# Problem description:
The answer must be a single number: the count of lines in these records that hold "icon".

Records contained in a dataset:
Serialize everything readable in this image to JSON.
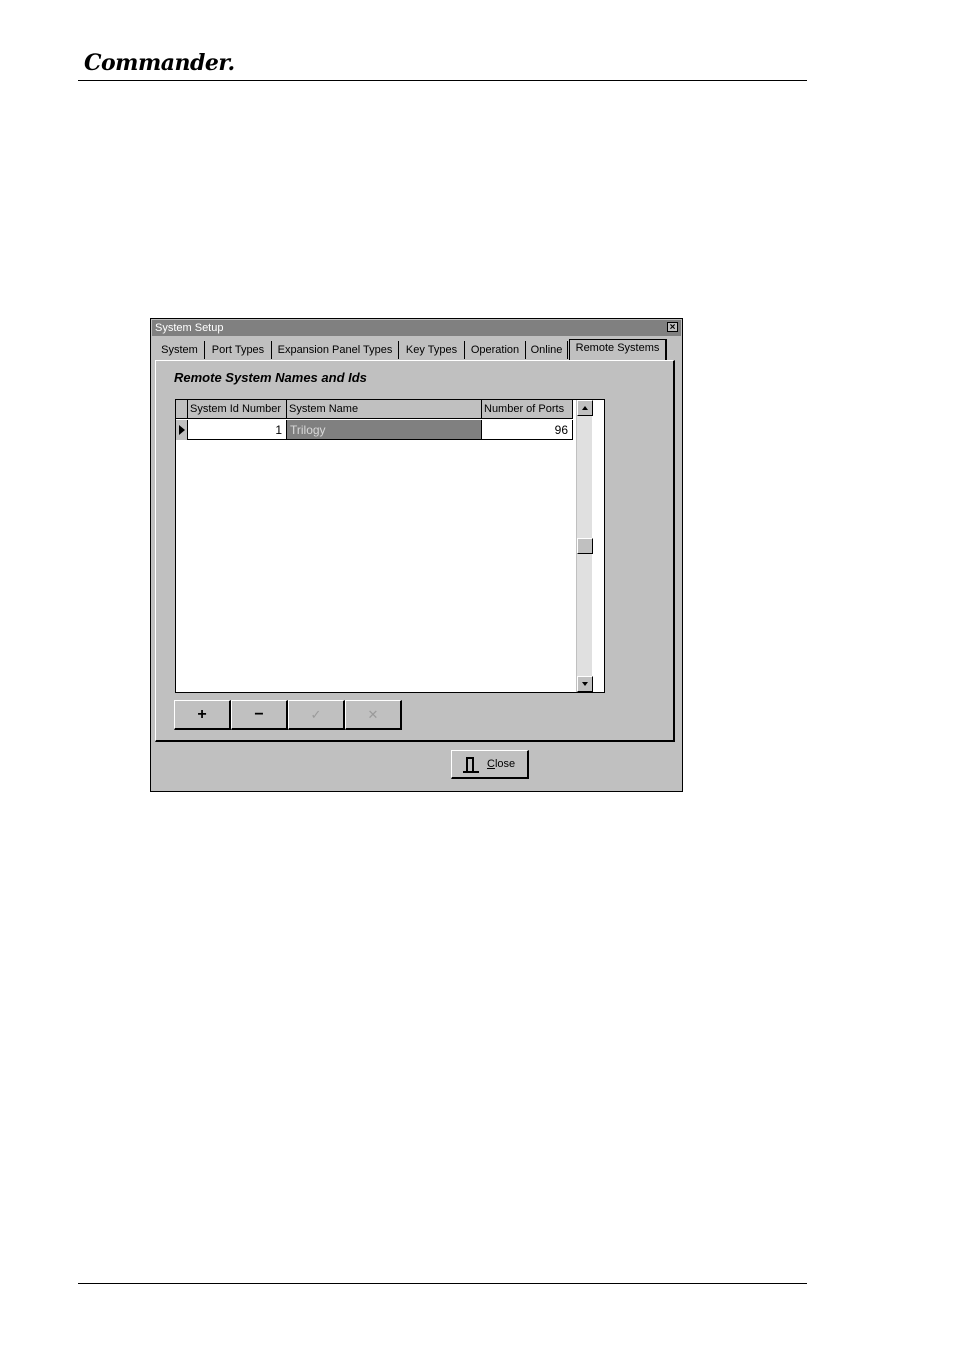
{
  "page": {
    "logo_text": "Commander."
  },
  "dialog": {
    "title": "System Setup",
    "close_glyph": "×",
    "tabs": [
      {
        "label": "System"
      },
      {
        "label": "Port Types"
      },
      {
        "label": "Expansion Panel Types"
      },
      {
        "label": "Key Types"
      },
      {
        "label": "Operation"
      },
      {
        "label": "Online"
      },
      {
        "label": "Remote Systems"
      }
    ],
    "active_tab": "Remote Systems",
    "heading": "Remote System Names and Ids",
    "grid": {
      "columns": [
        "System Id Number",
        "System Name",
        "Number of Ports"
      ],
      "rows": [
        {
          "id": "1",
          "name": "Trilogy",
          "ports": "96"
        }
      ]
    },
    "navigator": {
      "add": "+",
      "remove": "−",
      "post": "✓",
      "cancel": "✕"
    },
    "close_button": {
      "mnemonic": "C",
      "rest": "lose"
    }
  }
}
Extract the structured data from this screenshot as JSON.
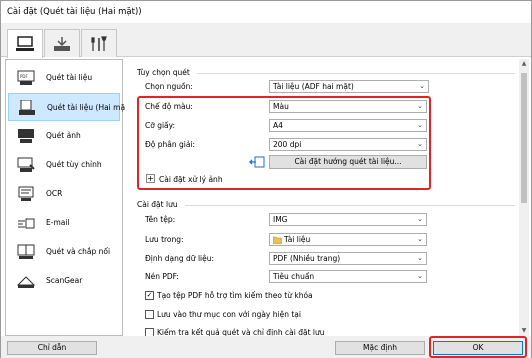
{
  "window": {
    "title": "Cài đặt (Quét tài liệu (Hai mặt))"
  },
  "tabs": [
    {
      "icon": "scan-from-computer-icon",
      "active": true
    },
    {
      "icon": "scan-from-panel-icon",
      "active": false
    },
    {
      "icon": "general-settings-icon",
      "active": false
    }
  ],
  "sidebar": {
    "items": [
      {
        "label": "Quét tài liệu",
        "icon": "document-scan-icon",
        "selected": false
      },
      {
        "label": "Quét tài liệu (Hai mặt)",
        "icon": "duplex-scan-icon",
        "selected": true
      },
      {
        "label": "Quét ảnh",
        "icon": "photo-scan-icon",
        "selected": false
      },
      {
        "label": "Quét tùy chỉnh",
        "icon": "custom-scan-icon",
        "selected": false
      },
      {
        "label": "OCR",
        "icon": "ocr-icon",
        "selected": false
      },
      {
        "label": "E-mail",
        "icon": "email-icon",
        "selected": false
      },
      {
        "label": "Quét và chắp nối",
        "icon": "stitch-icon",
        "selected": false
      },
      {
        "label": "ScanGear",
        "icon": "scangear-icon",
        "selected": false
      }
    ]
  },
  "scan_options": {
    "group_title": "Tùy chọn quét",
    "source_label": "Chọn nguồn:",
    "source_value": "Tài liệu (ADF hai mặt)",
    "color_mode_label": "Chế độ màu:",
    "color_mode_value": "Màu",
    "paper_size_label": "Cỡ giấy:",
    "paper_size_value": "A4",
    "resolution_label": "Độ phân giải:",
    "resolution_value": "200 dpi",
    "scan_settings_button": "Cài đặt hướng quét tài liệu...",
    "image_processing_label": "Cài đặt xử lý ảnh",
    "expand_symbol": "+"
  },
  "save_settings": {
    "group_title": "Cài đặt lưu",
    "file_name_label": "Tên tệp:",
    "file_name_value": "IMG",
    "save_in_label": "Lưu trong:",
    "save_in_value": "Tài liệu",
    "data_format_label": "Định dạng dữ liệu:",
    "data_format_value": "PDF (Nhiều trang)",
    "pdf_compression_label": "Nén PDF:",
    "pdf_compression_value": "Tiêu chuẩn",
    "checkboxes": [
      {
        "label": "Tạo tệp PDF hỗ trợ tìm kiếm theo từ khóa",
        "checked": true
      },
      {
        "label": "Lưu vào thư mục con với ngày hiện tại",
        "checked": false
      },
      {
        "label": "Kiểm tra kết quả quét và chỉ định cài đặt lưu",
        "checked": false
      }
    ]
  },
  "footer": {
    "guide_button": "Chỉ dẫn",
    "defaults_button": "Mặc định",
    "ok_button": "OK"
  },
  "colors": {
    "highlight": "#e0242a",
    "selected_bg": "#cde8ff"
  }
}
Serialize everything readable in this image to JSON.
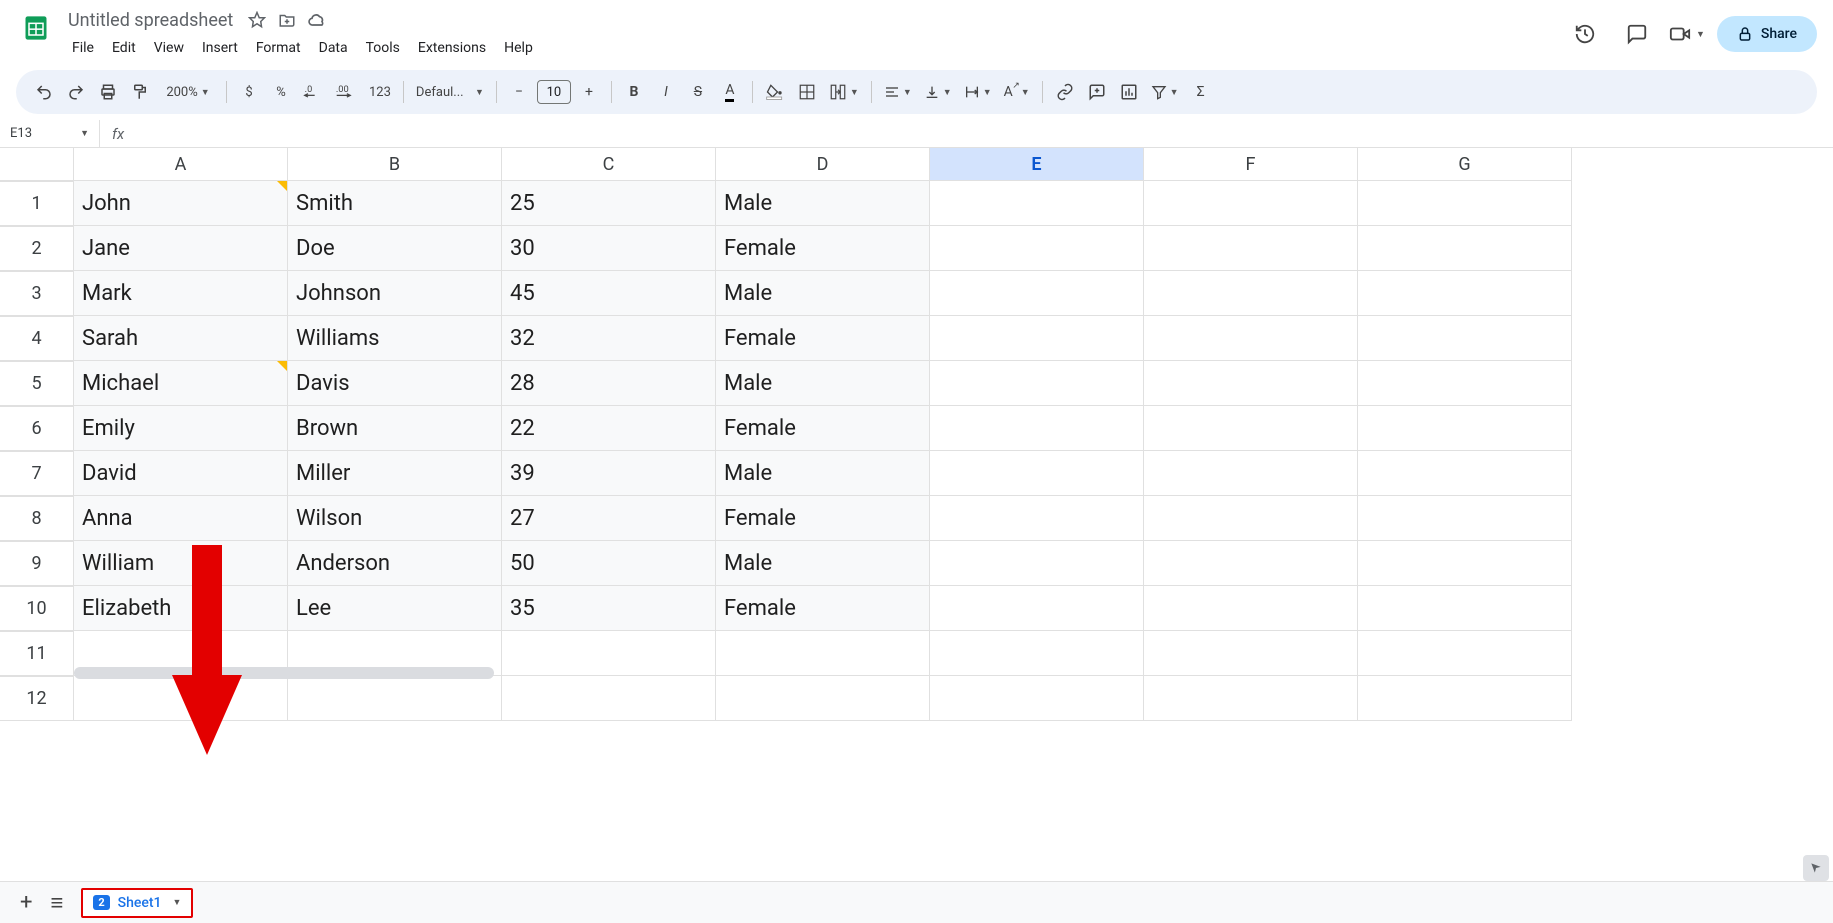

# Solution for this problem:
11